[Opening Exercise input section]
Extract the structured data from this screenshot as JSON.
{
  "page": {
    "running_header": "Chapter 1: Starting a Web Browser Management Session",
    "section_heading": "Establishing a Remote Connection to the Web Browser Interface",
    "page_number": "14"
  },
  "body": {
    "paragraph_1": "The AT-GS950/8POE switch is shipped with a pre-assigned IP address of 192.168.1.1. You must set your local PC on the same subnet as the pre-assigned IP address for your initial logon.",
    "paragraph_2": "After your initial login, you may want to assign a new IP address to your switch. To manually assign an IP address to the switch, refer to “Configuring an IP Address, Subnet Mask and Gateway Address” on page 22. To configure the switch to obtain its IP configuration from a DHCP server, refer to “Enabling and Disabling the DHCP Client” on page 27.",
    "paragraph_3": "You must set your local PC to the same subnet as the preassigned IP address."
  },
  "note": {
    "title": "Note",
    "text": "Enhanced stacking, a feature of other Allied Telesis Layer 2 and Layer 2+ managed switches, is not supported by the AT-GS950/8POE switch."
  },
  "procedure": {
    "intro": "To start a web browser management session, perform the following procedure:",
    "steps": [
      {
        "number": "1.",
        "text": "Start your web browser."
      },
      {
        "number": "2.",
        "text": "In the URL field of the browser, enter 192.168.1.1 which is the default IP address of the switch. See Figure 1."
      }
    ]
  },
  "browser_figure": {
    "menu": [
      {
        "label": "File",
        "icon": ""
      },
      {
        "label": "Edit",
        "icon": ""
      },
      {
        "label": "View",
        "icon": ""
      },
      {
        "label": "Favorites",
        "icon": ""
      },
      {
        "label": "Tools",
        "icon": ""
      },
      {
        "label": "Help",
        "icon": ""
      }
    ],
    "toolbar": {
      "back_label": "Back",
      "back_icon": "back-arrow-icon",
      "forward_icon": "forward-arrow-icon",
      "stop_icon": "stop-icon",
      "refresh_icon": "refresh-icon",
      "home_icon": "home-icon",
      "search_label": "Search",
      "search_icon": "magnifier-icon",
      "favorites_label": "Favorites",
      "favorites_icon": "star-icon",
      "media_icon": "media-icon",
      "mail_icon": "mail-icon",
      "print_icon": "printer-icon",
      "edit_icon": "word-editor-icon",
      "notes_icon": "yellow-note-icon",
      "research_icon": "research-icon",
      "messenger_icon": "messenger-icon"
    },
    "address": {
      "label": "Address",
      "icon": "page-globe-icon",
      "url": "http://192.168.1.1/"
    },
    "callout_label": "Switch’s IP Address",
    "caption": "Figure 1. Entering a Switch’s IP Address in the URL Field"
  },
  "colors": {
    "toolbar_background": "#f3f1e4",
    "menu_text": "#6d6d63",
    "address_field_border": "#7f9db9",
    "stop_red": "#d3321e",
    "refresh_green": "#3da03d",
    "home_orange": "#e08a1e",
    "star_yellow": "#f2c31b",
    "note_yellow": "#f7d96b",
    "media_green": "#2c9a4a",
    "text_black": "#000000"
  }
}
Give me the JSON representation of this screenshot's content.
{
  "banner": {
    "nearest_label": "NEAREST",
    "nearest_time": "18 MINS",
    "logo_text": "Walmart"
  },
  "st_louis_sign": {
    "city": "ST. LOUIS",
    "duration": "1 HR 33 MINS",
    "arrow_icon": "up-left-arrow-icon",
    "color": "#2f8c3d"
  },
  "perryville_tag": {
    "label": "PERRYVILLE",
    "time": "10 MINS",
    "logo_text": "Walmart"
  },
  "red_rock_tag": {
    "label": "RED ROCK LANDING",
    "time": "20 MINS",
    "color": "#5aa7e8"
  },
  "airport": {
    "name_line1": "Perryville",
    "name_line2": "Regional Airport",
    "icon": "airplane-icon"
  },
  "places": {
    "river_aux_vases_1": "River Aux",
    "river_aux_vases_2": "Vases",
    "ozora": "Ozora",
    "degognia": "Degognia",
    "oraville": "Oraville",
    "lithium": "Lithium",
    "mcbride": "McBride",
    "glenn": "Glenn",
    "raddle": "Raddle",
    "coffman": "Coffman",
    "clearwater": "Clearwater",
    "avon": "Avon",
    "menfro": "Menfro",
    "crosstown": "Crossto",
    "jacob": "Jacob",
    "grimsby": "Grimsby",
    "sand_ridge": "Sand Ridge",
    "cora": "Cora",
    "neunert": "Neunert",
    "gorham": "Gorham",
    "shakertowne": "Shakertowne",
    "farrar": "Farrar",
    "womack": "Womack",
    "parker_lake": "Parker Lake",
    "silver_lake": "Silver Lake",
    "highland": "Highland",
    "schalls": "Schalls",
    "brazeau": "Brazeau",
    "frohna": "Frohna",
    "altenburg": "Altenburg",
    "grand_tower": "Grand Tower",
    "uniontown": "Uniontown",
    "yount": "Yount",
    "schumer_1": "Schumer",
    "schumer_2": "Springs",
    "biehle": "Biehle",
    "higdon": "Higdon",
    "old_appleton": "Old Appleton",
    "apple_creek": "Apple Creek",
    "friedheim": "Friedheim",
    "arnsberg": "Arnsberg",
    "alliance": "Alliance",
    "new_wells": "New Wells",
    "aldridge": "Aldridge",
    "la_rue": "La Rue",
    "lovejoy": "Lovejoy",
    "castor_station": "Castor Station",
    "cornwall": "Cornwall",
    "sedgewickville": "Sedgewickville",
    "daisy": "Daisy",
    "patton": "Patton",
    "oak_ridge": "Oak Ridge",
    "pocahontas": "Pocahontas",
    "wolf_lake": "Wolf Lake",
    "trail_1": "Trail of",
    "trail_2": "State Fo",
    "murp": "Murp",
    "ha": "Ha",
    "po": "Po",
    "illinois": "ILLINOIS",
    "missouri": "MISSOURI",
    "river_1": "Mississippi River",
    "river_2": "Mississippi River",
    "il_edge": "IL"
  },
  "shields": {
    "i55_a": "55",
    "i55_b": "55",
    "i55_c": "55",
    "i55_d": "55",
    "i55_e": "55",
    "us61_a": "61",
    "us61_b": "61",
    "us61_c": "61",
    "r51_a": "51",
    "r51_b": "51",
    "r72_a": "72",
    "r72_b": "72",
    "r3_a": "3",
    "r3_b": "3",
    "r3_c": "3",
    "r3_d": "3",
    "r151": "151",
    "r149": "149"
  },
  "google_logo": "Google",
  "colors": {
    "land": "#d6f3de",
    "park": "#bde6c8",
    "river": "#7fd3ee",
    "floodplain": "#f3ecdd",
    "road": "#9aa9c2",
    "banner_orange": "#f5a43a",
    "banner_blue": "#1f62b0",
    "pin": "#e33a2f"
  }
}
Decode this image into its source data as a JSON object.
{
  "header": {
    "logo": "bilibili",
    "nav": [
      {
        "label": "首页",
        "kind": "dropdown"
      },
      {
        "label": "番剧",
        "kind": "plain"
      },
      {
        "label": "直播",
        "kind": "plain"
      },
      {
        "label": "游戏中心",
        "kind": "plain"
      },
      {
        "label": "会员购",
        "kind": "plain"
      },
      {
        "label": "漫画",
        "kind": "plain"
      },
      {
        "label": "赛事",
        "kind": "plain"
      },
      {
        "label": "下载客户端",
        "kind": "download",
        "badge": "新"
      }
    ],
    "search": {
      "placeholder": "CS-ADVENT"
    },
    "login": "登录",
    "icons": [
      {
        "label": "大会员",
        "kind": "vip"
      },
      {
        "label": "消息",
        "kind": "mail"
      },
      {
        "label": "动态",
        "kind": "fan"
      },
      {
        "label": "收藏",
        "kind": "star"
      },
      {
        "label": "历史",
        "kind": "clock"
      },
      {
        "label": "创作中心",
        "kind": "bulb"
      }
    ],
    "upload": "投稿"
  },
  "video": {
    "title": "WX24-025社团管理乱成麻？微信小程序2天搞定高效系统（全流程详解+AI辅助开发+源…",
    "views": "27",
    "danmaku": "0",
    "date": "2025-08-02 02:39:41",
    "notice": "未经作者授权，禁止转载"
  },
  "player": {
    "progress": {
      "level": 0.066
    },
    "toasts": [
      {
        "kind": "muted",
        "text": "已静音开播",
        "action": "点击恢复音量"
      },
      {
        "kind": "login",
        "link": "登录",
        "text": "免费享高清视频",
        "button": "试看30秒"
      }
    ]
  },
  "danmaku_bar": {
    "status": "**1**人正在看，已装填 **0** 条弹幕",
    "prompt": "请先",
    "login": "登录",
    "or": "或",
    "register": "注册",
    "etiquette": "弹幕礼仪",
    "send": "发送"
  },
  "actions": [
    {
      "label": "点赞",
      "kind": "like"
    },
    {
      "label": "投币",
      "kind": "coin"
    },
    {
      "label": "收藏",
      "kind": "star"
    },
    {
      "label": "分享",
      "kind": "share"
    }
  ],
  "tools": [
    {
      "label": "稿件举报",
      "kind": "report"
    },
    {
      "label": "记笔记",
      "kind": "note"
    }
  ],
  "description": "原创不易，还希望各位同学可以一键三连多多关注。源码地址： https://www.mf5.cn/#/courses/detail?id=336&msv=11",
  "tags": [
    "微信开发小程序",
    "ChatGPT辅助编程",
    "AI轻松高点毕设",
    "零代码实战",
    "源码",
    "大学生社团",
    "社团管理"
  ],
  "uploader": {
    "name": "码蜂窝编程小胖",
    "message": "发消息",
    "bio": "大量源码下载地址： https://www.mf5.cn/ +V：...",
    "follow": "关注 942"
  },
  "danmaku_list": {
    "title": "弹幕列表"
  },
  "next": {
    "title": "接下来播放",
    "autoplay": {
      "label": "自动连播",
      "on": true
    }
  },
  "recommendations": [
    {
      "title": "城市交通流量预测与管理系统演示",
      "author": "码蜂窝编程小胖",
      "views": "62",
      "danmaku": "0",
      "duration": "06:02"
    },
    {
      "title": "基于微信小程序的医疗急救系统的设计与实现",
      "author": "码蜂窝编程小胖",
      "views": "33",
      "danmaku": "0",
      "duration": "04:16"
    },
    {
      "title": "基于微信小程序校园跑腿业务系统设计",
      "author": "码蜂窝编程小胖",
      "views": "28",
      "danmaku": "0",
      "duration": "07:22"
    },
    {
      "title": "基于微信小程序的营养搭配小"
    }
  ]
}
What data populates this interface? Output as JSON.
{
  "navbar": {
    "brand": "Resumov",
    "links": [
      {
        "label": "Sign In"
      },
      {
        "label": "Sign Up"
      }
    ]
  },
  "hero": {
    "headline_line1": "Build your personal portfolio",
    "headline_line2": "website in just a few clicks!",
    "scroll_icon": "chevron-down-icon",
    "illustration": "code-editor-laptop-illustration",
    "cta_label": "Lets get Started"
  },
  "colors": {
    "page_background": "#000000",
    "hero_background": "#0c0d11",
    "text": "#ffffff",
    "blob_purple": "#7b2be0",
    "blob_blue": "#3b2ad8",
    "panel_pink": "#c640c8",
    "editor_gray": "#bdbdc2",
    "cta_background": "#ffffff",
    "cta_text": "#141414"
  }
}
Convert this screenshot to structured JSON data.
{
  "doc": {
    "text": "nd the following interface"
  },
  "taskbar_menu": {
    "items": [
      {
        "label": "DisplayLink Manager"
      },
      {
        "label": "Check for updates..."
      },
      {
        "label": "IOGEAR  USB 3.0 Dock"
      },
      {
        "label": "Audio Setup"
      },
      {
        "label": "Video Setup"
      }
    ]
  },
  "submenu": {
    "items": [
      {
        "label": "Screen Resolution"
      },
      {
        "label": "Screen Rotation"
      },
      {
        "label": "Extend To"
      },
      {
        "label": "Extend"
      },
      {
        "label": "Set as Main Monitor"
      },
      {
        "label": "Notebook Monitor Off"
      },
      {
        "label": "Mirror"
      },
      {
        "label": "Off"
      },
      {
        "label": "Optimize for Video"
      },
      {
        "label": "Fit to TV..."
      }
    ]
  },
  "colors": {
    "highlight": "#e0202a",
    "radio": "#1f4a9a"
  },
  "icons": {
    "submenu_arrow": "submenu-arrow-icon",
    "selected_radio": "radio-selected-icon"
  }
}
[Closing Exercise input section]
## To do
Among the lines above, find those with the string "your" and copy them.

## Exercise result
    "paragraph_1": "The AT-GS950/8POE switch is shipped with a pre-assigned IP address of 192.168.1.1. You must set your local PC on the same subnet as the pre-assigned IP address for your initial logon.",
    "paragraph_2": "After your initial login, you may want to assign a new IP address to your switch. To manually assign an IP address to the switch, refer to “Configuring an IP Address, Subnet Mask and Gateway Address” on page 22. To configure the switch to obtain its IP configuration from a DHCP server, refer to “Enabling and Disabling the DHCP Client” on page 27.",
    "paragraph_3": "You must set your local PC to the same subnet as the preassigned IP address."
        "text": "Start your web browser."
    "headline_line1": "Build your personal portfolio",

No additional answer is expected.